10 Tips for Meatless Meals
Whether you're a vegan or 'flexitarian,' vegging out has health benefits.
Gone are the days when people tended to think of vegetarians as a small group of earth-loving hippies who spent top dollar for bruised-looking produce at health stores. Vegetarians of every type, from the "flexitarian" (occasional meat eater) to the strict vegan, have gone mainstream.
These days, more and more people are seeking the health benefits of a diet rich in plant-based foods; foods that are now easily found on the shelves of neighborhood grocery stores.
According to the American Dietetic Association, approximately 2.5% of the U.S. adult population eats a diet free of meat, poultry, and fish. And a growing number of people are embracing the flexitarian way of life, which offers many of the health benefits of a vegetarian diet while still allowing occasional meat, fish, and/or poultry.
Of course, some people follow a vegetarian diet for religious or ethical reasons. But enjoying an eating plan rich in plant foods also has many health benefits, ranging from aiding weight loss to preventing disease, experts say.
The American Cancer Society, American Institute for Cancer Research, and American Heart Association all recommend a diet rich in plant-based foods. Such a diet contains an abundance of antioxidants, phytochemicals, and fiber, with low levels of saturated fat and cholesterol.
Indeed, the USDA's MyPlate guidelines promote a diet rich in whole grains, fruits, vegetables, beans, and low-fat dairy -- foods that are the foundation of most vegetarian diets.
"Vegetarian" can mean lots of different things. The various types of vegetarian diets include:
Vegan. Strictest of all, eats only plant products.
Lacto-vegetarian. Eats dairy products along with a plant-based diet.
Ovo-vegetarian. Eats eggs along with a plant-based diet.
Lacto-ovo vegetarian (the most common type). Eats both dairy products and eggs.
Pesco-vegetarian. Eats fish along with a plant-based diet.
Flexitarian. While there's no formal definition, this generally refers to a lacto-ovo vegetarian who occasionally eats meat, fish, or poultry. Sometimes called semi-vegetarian.
The Nutrition Low-Down
Vegetarian diets were once thought to be lacking in certain nutrients. But experts say that with a little planning, vegetarians can easily meet all their nutritional needs.

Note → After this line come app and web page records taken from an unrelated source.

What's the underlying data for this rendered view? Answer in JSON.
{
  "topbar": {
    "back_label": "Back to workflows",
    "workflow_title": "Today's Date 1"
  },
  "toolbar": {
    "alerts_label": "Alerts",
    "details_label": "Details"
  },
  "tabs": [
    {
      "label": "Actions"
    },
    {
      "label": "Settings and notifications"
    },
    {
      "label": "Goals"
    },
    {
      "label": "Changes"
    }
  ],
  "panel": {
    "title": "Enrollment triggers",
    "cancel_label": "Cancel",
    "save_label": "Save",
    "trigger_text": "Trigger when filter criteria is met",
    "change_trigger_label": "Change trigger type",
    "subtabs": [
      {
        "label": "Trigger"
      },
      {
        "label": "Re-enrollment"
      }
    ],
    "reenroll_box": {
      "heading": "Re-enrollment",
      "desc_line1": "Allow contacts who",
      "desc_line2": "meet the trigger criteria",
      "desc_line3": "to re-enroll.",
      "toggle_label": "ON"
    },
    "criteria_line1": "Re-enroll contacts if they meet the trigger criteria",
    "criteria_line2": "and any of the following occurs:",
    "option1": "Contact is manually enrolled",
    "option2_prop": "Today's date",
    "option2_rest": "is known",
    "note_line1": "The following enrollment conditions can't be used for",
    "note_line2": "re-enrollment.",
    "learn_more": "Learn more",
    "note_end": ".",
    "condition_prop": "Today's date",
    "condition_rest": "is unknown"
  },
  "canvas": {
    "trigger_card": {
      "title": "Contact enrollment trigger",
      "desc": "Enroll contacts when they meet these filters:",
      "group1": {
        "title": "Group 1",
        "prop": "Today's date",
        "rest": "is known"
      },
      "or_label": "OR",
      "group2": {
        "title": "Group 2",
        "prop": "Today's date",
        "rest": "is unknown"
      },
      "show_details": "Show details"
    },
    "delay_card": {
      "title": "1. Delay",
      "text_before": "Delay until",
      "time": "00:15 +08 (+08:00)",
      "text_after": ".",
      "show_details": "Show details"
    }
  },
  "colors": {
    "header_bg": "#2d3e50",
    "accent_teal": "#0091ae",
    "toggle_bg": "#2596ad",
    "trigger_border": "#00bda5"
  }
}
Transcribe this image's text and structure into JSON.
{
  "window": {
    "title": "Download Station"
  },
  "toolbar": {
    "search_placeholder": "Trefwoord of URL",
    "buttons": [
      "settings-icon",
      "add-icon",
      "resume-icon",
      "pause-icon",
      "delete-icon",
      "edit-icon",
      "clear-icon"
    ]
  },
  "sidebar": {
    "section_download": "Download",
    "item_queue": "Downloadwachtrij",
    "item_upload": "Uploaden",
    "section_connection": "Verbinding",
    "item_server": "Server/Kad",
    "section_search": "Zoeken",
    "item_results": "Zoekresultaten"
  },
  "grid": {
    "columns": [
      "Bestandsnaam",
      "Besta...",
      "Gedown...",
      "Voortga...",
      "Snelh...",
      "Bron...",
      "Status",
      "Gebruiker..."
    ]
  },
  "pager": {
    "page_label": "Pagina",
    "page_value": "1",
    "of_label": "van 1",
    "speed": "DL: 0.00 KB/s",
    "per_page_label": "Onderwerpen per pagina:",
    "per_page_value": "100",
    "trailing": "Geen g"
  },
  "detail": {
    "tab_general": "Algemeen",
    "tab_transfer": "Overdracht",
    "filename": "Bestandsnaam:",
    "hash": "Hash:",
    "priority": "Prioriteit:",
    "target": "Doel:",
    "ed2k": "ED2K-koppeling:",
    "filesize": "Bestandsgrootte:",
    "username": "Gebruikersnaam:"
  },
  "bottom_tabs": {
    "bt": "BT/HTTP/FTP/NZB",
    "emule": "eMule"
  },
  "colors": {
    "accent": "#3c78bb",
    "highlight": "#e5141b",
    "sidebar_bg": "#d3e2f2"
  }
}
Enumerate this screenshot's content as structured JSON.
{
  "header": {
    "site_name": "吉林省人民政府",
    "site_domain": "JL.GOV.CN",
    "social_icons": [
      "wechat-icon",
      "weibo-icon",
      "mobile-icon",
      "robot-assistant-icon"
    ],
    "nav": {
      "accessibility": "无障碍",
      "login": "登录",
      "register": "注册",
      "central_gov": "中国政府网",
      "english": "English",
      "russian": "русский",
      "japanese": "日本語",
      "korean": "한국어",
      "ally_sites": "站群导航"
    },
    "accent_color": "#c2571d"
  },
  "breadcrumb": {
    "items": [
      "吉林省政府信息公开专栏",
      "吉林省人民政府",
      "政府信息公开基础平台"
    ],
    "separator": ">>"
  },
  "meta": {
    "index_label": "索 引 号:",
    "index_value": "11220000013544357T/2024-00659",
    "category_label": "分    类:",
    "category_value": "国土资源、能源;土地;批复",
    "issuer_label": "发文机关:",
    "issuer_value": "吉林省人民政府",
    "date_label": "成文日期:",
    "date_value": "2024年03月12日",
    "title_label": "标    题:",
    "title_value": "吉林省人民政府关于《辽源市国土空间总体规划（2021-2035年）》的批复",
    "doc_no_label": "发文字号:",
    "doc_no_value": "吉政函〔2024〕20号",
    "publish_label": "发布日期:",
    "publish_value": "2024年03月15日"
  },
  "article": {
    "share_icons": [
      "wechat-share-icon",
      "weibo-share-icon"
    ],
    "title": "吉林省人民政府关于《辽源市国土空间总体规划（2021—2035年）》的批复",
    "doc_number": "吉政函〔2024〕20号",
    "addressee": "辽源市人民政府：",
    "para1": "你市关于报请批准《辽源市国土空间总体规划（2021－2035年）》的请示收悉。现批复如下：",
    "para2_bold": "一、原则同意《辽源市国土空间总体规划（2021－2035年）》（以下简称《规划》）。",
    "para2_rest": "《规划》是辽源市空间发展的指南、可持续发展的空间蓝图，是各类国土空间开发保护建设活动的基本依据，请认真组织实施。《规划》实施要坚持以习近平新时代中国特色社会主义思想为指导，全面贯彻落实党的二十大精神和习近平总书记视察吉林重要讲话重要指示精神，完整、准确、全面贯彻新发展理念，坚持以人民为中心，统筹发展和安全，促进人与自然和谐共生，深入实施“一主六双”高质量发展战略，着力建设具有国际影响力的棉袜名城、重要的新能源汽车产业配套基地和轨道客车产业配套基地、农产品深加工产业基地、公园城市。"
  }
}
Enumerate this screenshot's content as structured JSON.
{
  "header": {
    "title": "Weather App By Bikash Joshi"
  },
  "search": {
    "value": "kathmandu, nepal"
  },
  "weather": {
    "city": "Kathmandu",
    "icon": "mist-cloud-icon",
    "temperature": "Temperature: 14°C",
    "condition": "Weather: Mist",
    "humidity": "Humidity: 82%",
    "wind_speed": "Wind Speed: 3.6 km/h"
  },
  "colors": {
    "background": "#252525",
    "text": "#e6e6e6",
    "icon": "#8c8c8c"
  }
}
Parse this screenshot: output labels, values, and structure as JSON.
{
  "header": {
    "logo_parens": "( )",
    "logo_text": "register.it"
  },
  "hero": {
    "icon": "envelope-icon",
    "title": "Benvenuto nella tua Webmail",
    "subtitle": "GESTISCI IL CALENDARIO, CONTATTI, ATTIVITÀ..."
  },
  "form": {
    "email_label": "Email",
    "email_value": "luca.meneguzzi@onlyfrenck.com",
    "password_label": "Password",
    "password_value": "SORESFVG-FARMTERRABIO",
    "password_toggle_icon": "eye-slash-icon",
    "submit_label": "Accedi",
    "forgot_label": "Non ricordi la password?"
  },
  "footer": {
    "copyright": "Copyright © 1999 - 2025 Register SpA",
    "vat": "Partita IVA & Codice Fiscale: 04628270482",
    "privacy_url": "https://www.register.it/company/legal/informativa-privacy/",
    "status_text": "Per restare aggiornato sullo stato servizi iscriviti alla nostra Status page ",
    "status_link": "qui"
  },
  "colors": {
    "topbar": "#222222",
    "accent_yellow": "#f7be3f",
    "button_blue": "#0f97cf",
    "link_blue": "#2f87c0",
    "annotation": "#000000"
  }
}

"You can get all the nutrients you need from a well-planned vegetarian diet, along with all the health benefits of a diet that contains lots of vitamins, minerals, fiber, and protein, yet tends to be low in fat and calories -- a perfect combination for losing weight and promoting good health," says Cynthia Sass, MPH, MA, RD, a spokeswoman for the American Dietetic Association.
To ensure adequate nutrition, Sass recommends that vegetarians eat a wide variety of foods, including unprocessed whole grains, fruits, vegetables, nuts, seeds, beans, and soy products. She recommends using myfoodpyramid.com to help plan meals.
Vegans may find it a little trickier to get enough vitamin B12, omega-3 fatty acids, protein, zinc, vitamin D, and calcium. But a registered dietitian can help devise an adequate vegan meal plan, Sass says.